BEGIN MATERIALS PROVIDED

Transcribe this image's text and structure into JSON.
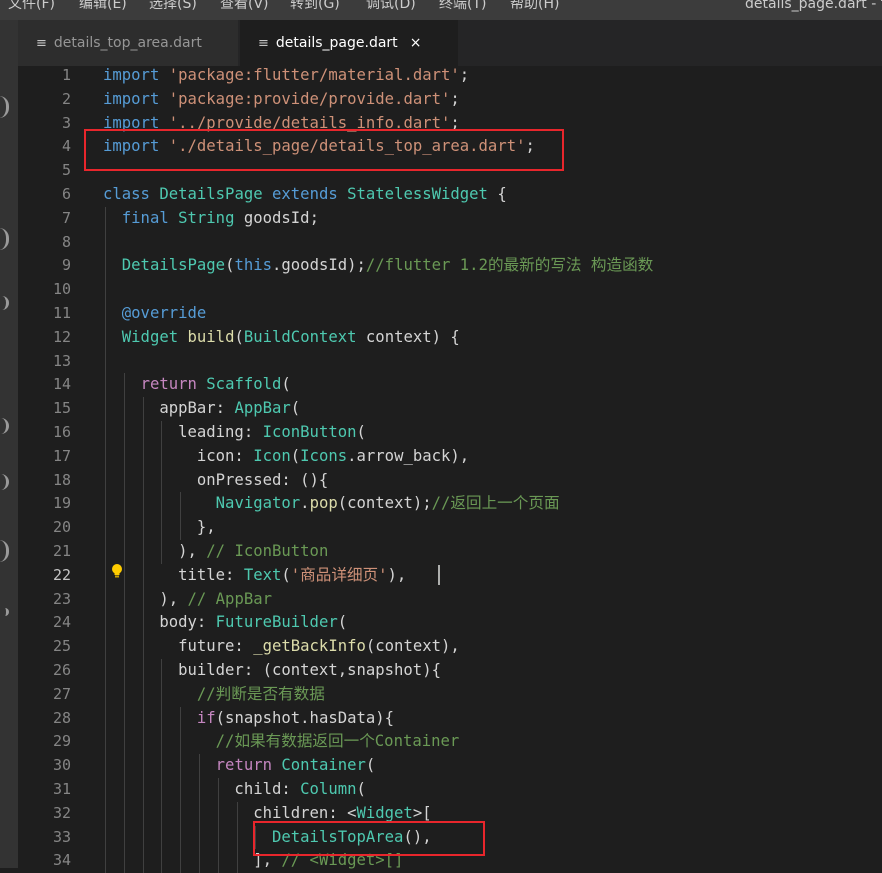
{
  "menu": {
    "items": [
      "文件(F)",
      "编辑(E)",
      "选择(S)",
      "查看(V)",
      "转到(G)",
      "调试(D)",
      "终端(T)",
      "帮助(H)"
    ],
    "window_title": "details_page.dart - flu"
  },
  "tabs": [
    {
      "label": "details_top_area.dart",
      "active": false
    },
    {
      "label": "details_page.dart",
      "active": true,
      "close": "×"
    }
  ],
  "editor": {
    "active_line": 22,
    "lines": [
      {
        "n": "1",
        "tokens": [
          [
            "import",
            "k"
          ],
          [
            " ",
            "p"
          ],
          [
            "'package:flutter/material.dart'",
            "s"
          ],
          [
            ";",
            "p"
          ]
        ]
      },
      {
        "n": "2",
        "tokens": [
          [
            "import",
            "k"
          ],
          [
            " ",
            "p"
          ],
          [
            "'package:provide/provide.dart'",
            "s"
          ],
          [
            ";",
            "p"
          ]
        ]
      },
      {
        "n": "3",
        "tokens": [
          [
            "import",
            "k"
          ],
          [
            " ",
            "p"
          ],
          [
            "'../provide/details_info.dart'",
            "s"
          ],
          [
            ";",
            "p"
          ]
        ]
      },
      {
        "n": "4",
        "tokens": [
          [
            "import",
            "k"
          ],
          [
            " ",
            "p"
          ],
          [
            "'./details_page/details_top_area.dart'",
            "s"
          ],
          [
            ";",
            "p"
          ]
        ]
      },
      {
        "n": "5",
        "tokens": []
      },
      {
        "n": "6",
        "tokens": [
          [
            "class",
            "k"
          ],
          [
            " ",
            "p"
          ],
          [
            "DetailsPage",
            "t"
          ],
          [
            " ",
            "p"
          ],
          [
            "extends",
            "k"
          ],
          [
            " ",
            "p"
          ],
          [
            "StatelessWidget",
            "t"
          ],
          [
            " {",
            "p"
          ]
        ]
      },
      {
        "n": "7",
        "tokens": [
          [
            "  ",
            "p"
          ],
          [
            "final",
            "k"
          ],
          [
            " ",
            "p"
          ],
          [
            "String",
            "t"
          ],
          [
            " goodsId;",
            "p"
          ]
        ]
      },
      {
        "n": "8",
        "tokens": []
      },
      {
        "n": "9",
        "tokens": [
          [
            "  ",
            "p"
          ],
          [
            "DetailsPage",
            "t"
          ],
          [
            "(",
            "p"
          ],
          [
            "this",
            "k"
          ],
          [
            ".goodsId);",
            "p"
          ],
          [
            "//flutter 1.2的最新的写法 构造函数",
            "c"
          ]
        ]
      },
      {
        "n": "10",
        "tokens": []
      },
      {
        "n": "11",
        "tokens": [
          [
            "  ",
            "p"
          ],
          [
            "@override",
            "k"
          ]
        ]
      },
      {
        "n": "12",
        "tokens": [
          [
            "  ",
            "p"
          ],
          [
            "Widget",
            "t"
          ],
          [
            " ",
            "p"
          ],
          [
            "build",
            "f"
          ],
          [
            "(",
            "p"
          ],
          [
            "BuildContext",
            "t"
          ],
          [
            " context) {",
            "p"
          ]
        ]
      },
      {
        "n": "13",
        "tokens": []
      },
      {
        "n": "14",
        "tokens": [
          [
            "    ",
            "p"
          ],
          [
            "return",
            "kc"
          ],
          [
            " ",
            "p"
          ],
          [
            "Scaffold",
            "t"
          ],
          [
            "(",
            "p"
          ]
        ]
      },
      {
        "n": "15",
        "tokens": [
          [
            "      appBar: ",
            "p"
          ],
          [
            "AppBar",
            "t"
          ],
          [
            "(",
            "p"
          ]
        ]
      },
      {
        "n": "16",
        "tokens": [
          [
            "        leading: ",
            "p"
          ],
          [
            "IconButton",
            "t"
          ],
          [
            "(",
            "p"
          ]
        ]
      },
      {
        "n": "17",
        "tokens": [
          [
            "          icon: ",
            "p"
          ],
          [
            "Icon",
            "t"
          ],
          [
            "(",
            "p"
          ],
          [
            "Icons",
            "t"
          ],
          [
            ".arrow_back),",
            "p"
          ]
        ]
      },
      {
        "n": "18",
        "tokens": [
          [
            "          onPressed: (){",
            "p"
          ]
        ]
      },
      {
        "n": "19",
        "tokens": [
          [
            "            ",
            "p"
          ],
          [
            "Navigator",
            "t"
          ],
          [
            ".",
            "p"
          ],
          [
            "pop",
            "f"
          ],
          [
            "(context);",
            "p"
          ],
          [
            "//返回上一个页面",
            "c"
          ]
        ]
      },
      {
        "n": "20",
        "tokens": [
          [
            "          },",
            "p"
          ]
        ]
      },
      {
        "n": "21",
        "tokens": [
          [
            "        ), ",
            "p"
          ],
          [
            "// IconButton",
            "c"
          ]
        ]
      },
      {
        "n": "22",
        "tokens": [
          [
            "        title: ",
            "p"
          ],
          [
            "Text",
            "t"
          ],
          [
            "(",
            "p"
          ],
          [
            "'商品详细页'",
            "s"
          ],
          [
            "),",
            "p"
          ]
        ]
      },
      {
        "n": "23",
        "tokens": [
          [
            "      ), ",
            "p"
          ],
          [
            "// AppBar",
            "c"
          ]
        ]
      },
      {
        "n": "24",
        "tokens": [
          [
            "      body: ",
            "p"
          ],
          [
            "FutureBuilder",
            "t"
          ],
          [
            "(",
            "p"
          ]
        ]
      },
      {
        "n": "25",
        "tokens": [
          [
            "        future: ",
            "p"
          ],
          [
            "_getBackInfo",
            "f"
          ],
          [
            "(context),",
            "p"
          ]
        ]
      },
      {
        "n": "26",
        "tokens": [
          [
            "        builder: (context,snapshot){",
            "p"
          ]
        ]
      },
      {
        "n": "27",
        "tokens": [
          [
            "          ",
            "p"
          ],
          [
            "//判断是否有数据",
            "c"
          ]
        ]
      },
      {
        "n": "28",
        "tokens": [
          [
            "          ",
            "p"
          ],
          [
            "if",
            "kc"
          ],
          [
            "(snapshot.hasData){",
            "p"
          ]
        ]
      },
      {
        "n": "29",
        "tokens": [
          [
            "            ",
            "p"
          ],
          [
            "//如果有数据返回一个Container",
            "c"
          ]
        ]
      },
      {
        "n": "30",
        "tokens": [
          [
            "            ",
            "p"
          ],
          [
            "return",
            "kc"
          ],
          [
            " ",
            "p"
          ],
          [
            "Container",
            "t"
          ],
          [
            "(",
            "p"
          ]
        ]
      },
      {
        "n": "31",
        "tokens": [
          [
            "              child: ",
            "p"
          ],
          [
            "Column",
            "t"
          ],
          [
            "(",
            "p"
          ]
        ]
      },
      {
        "n": "32",
        "tokens": [
          [
            "                children: <",
            "p"
          ],
          [
            "Widget",
            "t"
          ],
          [
            ">[",
            "p"
          ]
        ]
      },
      {
        "n": "33",
        "tokens": [
          [
            "                  ",
            "p"
          ],
          [
            "DetailsTopArea",
            "t"
          ],
          [
            "(),",
            "p"
          ]
        ]
      },
      {
        "n": "34",
        "tokens": [
          [
            "                ], ",
            "p"
          ],
          [
            "// <Widget>[]",
            "c"
          ]
        ]
      }
    ]
  },
  "colors": {
    "highlight_box": "#e8262c",
    "keyword": "#569cd6",
    "control_keyword": "#c586c0",
    "string": "#ce9178",
    "comment": "#6a9955",
    "type": "#4ec9b0",
    "function": "#dcdcaa"
  },
  "icons": {
    "file_icon": "≡",
    "lightbulb": "lightbulb-icon"
  }
}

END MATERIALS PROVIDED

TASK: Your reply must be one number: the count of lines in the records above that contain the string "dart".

ANSWER FOR THE TASK: 7